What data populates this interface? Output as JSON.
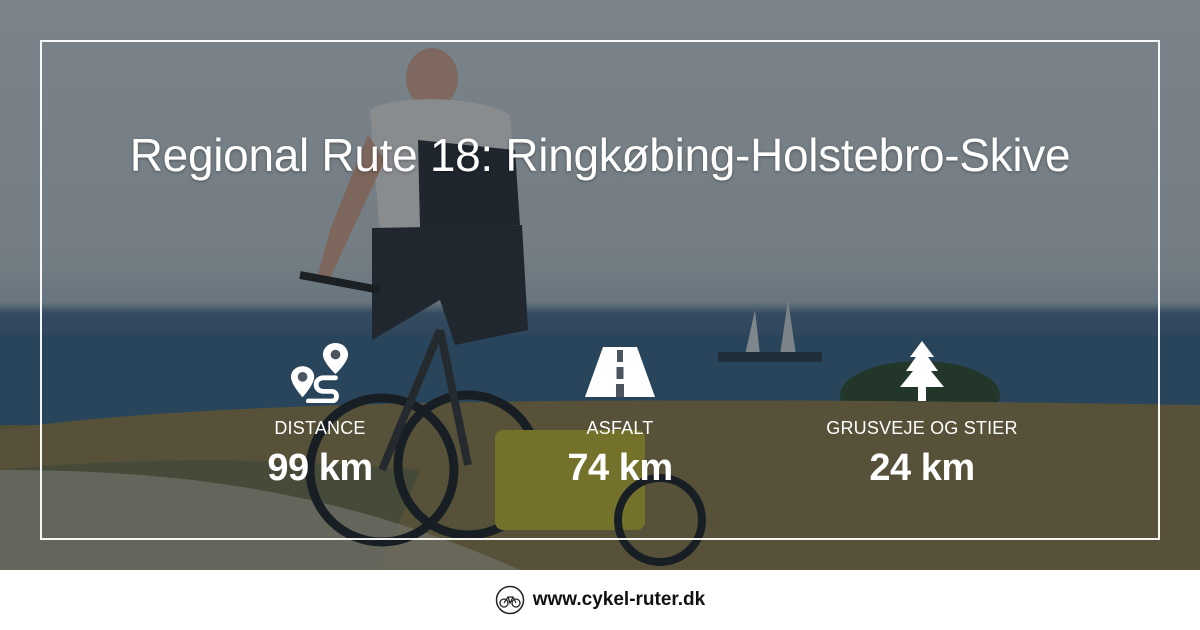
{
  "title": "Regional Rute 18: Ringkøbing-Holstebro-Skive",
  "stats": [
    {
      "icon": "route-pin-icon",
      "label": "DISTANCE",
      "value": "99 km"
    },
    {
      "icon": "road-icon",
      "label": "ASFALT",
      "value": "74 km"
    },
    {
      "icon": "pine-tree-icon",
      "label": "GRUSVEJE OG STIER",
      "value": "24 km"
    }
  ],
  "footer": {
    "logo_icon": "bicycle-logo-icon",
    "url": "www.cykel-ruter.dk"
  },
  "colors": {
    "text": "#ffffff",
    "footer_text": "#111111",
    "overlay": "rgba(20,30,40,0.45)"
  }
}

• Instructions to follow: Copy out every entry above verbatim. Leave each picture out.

• Result of this task:
What data populates this interface? Output as JSON.
{
  "title": "Regional Rute 18: Ringkøbing-Holstebro-Skive",
  "stats": [
    {
      "icon": "route-pin-icon",
      "label": "DISTANCE",
      "value": "99 km"
    },
    {
      "icon": "road-icon",
      "label": "ASFALT",
      "value": "74 km"
    },
    {
      "icon": "pine-tree-icon",
      "label": "GRUSVEJE OG STIER",
      "value": "24 km"
    }
  ],
  "footer": {
    "logo_icon": "bicycle-logo-icon",
    "url": "www.cykel-ruter.dk"
  },
  "colors": {
    "text": "#ffffff",
    "footer_text": "#111111",
    "overlay": "rgba(20,30,40,0.45)"
  }
}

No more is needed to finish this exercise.